**MATERIAL SHOWN:**
_ _ _

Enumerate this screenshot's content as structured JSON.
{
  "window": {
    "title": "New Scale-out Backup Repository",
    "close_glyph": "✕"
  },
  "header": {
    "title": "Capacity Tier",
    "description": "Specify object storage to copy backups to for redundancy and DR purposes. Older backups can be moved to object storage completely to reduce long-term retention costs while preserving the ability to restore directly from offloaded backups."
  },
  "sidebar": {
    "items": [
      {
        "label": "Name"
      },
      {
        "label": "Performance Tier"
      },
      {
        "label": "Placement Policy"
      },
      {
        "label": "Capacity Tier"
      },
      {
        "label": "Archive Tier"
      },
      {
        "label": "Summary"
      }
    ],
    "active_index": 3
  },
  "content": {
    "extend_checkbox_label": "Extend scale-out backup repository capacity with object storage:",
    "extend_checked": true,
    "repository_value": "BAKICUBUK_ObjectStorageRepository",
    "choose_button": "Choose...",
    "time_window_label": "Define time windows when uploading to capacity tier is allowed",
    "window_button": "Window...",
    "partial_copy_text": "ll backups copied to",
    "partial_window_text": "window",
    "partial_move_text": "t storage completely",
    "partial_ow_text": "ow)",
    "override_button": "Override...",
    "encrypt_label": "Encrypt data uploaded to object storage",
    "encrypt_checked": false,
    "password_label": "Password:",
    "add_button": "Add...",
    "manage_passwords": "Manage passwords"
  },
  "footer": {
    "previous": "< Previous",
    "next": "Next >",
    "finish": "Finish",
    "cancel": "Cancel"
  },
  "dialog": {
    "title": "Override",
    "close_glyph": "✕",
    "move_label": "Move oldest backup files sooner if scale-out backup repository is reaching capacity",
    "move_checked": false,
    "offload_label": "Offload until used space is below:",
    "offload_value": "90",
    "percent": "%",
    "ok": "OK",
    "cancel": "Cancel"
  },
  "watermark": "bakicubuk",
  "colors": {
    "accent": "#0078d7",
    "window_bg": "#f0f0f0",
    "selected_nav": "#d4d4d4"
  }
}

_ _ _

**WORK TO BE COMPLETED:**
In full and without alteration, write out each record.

**RESPONSE BOX:**
Enumerate this screenshot's content as structured JSON.
{
  "window": {
    "title": "New Scale-out Backup Repository",
    "close_glyph": "✕"
  },
  "header": {
    "title": "Capacity Tier",
    "description": "Specify object storage to copy backups to for redundancy and DR purposes. Older backups can be moved to object storage completely to reduce long-term retention costs while preserving the ability to restore directly from offloaded backups."
  },
  "sidebar": {
    "items": [
      {
        "label": "Name"
      },
      {
        "label": "Performance Tier"
      },
      {
        "label": "Placement Policy"
      },
      {
        "label": "Capacity Tier"
      },
      {
        "label": "Archive Tier"
      },
      {
        "label": "Summary"
      }
    ],
    "active_index": 3
  },
  "content": {
    "extend_checkbox_label": "Extend scale-out backup repository capacity with object storage:",
    "extend_checked": true,
    "repository_value": "BAKICUBUK_ObjectStorageRepository",
    "choose_button": "Choose...",
    "time_window_label": "Define time windows when uploading to capacity tier is allowed",
    "window_button": "Window...",
    "partial_copy_text": "ll backups copied to",
    "partial_window_text": "window",
    "partial_move_text": "t storage completely",
    "partial_ow_text": "ow)",
    "override_button": "Override...",
    "encrypt_label": "Encrypt data uploaded to object storage",
    "encrypt_checked": false,
    "password_label": "Password:",
    "add_button": "Add...",
    "manage_passwords": "Manage passwords"
  },
  "footer": {
    "previous": "< Previous",
    "next": "Next >",
    "finish": "Finish",
    "cancel": "Cancel"
  },
  "dialog": {
    "title": "Override",
    "close_glyph": "✕",
    "move_label": "Move oldest backup files sooner if scale-out backup repository is reaching capacity",
    "move_checked": false,
    "offload_label": "Offload until used space is below:",
    "offload_value": "90",
    "percent": "%",
    "ok": "OK",
    "cancel": "Cancel"
  },
  "watermark": "bakicubuk",
  "colors": {
    "accent": "#0078d7",
    "window_bg": "#f0f0f0",
    "selected_nav": "#d4d4d4"
  }
}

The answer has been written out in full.